▸ **About this task**: Determine how many lines in the entries below hold "dokladu". Respond with that number only.

Start of The data

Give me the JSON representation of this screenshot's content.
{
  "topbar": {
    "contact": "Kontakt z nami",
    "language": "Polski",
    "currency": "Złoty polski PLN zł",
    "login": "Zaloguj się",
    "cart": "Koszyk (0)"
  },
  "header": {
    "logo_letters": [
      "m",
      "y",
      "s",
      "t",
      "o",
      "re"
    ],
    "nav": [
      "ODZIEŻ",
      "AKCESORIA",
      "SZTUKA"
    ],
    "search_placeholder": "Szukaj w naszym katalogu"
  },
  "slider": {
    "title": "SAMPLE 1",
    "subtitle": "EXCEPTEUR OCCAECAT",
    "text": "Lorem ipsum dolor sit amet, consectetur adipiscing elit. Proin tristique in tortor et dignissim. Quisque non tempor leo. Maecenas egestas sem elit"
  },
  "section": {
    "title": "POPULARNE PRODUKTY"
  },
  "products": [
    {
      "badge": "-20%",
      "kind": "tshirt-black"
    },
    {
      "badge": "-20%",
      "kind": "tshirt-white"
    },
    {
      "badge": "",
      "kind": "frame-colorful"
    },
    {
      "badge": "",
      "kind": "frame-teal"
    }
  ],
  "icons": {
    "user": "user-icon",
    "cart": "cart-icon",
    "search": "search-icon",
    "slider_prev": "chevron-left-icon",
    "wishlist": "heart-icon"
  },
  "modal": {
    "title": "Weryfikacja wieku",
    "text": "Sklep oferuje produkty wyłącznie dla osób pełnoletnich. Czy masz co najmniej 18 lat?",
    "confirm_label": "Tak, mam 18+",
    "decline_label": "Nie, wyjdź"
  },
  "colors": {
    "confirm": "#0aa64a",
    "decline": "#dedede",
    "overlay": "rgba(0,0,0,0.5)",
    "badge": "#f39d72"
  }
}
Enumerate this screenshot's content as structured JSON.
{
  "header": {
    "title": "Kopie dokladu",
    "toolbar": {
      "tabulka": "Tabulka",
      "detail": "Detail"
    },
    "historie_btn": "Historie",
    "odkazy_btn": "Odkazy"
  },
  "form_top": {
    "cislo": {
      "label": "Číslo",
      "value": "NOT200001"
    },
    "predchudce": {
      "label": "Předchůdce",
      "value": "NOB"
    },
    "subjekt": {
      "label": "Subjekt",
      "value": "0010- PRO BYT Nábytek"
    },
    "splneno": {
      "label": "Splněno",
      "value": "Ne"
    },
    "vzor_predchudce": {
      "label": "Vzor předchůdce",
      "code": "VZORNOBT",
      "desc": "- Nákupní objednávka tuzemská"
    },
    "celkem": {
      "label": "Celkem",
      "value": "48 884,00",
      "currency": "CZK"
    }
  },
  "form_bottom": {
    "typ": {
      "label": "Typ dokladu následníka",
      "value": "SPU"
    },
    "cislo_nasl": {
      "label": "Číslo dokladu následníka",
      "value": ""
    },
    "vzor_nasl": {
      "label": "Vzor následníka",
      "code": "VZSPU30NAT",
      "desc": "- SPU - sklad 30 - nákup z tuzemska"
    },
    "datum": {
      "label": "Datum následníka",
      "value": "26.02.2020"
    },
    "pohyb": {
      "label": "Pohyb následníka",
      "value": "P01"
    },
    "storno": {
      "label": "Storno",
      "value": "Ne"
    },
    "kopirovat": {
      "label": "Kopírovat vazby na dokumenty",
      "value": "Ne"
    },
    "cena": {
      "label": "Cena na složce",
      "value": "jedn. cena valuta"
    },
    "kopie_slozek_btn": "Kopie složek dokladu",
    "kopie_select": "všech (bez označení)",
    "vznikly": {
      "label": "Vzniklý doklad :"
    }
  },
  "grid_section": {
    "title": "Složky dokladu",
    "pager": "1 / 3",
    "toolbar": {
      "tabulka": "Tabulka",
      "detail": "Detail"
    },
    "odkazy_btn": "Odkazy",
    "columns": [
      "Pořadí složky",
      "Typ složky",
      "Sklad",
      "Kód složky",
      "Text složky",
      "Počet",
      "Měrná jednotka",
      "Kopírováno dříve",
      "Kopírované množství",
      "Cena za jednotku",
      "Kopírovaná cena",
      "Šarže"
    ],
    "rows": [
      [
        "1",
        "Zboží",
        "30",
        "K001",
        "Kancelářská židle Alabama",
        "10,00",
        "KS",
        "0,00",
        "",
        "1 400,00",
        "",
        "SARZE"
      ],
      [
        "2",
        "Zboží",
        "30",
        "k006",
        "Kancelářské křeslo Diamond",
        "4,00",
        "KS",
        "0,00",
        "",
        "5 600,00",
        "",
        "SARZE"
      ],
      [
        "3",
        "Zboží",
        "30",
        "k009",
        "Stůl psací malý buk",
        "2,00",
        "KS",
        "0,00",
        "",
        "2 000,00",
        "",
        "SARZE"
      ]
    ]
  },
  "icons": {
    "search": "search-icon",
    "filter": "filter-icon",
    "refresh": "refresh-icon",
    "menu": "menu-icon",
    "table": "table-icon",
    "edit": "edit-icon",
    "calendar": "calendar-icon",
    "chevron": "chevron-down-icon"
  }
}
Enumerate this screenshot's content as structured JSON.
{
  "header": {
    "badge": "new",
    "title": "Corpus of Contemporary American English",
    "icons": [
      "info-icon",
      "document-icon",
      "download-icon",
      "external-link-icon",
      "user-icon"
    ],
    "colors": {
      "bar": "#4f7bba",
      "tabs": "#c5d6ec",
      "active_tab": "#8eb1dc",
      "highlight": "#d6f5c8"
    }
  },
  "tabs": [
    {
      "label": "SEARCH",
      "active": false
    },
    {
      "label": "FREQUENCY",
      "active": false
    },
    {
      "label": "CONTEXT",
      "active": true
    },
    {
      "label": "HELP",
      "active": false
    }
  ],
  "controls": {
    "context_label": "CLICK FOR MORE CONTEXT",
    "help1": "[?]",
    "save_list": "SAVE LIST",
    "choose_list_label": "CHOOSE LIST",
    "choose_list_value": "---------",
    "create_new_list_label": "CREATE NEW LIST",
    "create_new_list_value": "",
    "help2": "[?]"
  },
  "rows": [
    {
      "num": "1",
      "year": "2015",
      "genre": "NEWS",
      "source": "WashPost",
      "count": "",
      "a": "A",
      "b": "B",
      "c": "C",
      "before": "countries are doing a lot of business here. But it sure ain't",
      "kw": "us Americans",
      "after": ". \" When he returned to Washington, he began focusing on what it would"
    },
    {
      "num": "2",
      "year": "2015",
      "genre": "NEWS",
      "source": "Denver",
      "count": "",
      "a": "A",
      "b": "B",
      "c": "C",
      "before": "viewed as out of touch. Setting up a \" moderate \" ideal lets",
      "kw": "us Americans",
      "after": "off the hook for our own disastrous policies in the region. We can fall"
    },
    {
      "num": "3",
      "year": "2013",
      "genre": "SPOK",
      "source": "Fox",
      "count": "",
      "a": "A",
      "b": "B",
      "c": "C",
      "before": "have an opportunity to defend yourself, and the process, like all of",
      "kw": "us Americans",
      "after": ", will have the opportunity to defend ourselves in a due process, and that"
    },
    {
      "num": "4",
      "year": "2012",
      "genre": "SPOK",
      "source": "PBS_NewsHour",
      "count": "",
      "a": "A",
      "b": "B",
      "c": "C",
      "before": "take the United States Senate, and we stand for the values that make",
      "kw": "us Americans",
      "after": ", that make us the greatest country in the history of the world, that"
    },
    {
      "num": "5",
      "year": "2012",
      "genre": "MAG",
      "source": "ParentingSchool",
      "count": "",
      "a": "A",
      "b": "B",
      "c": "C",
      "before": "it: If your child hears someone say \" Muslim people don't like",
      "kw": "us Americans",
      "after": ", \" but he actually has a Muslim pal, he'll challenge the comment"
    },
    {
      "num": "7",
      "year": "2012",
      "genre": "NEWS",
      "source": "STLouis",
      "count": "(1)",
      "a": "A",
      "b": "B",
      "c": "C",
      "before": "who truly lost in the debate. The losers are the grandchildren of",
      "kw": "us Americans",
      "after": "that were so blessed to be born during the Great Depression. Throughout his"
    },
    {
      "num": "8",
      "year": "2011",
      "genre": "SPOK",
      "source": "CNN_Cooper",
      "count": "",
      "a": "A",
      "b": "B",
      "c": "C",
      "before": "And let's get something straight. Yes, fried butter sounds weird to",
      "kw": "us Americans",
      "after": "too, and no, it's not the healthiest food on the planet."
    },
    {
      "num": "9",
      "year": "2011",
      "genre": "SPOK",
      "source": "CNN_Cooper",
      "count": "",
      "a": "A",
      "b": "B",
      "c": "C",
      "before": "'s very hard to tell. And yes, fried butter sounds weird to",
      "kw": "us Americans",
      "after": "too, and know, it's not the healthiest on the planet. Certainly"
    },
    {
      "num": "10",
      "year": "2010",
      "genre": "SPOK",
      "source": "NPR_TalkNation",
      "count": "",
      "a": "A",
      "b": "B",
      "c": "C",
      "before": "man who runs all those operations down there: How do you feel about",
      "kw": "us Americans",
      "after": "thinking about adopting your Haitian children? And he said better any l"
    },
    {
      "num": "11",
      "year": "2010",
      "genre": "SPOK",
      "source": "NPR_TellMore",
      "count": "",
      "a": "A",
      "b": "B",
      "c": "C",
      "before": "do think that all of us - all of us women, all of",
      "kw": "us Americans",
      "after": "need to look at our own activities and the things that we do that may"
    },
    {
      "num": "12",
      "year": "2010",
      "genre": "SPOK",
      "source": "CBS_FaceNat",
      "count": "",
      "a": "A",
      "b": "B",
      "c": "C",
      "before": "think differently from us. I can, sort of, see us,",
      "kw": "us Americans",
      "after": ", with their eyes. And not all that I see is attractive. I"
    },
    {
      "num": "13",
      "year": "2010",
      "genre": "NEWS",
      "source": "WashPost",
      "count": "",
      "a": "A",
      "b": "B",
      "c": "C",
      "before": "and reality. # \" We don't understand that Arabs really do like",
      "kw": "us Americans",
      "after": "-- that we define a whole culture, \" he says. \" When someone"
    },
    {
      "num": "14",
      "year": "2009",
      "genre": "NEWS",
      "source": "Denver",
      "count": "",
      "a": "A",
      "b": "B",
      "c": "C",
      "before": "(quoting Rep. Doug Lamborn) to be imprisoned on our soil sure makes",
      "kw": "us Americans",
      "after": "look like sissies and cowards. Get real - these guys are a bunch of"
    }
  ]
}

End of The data

▸ **Exercise output**: 5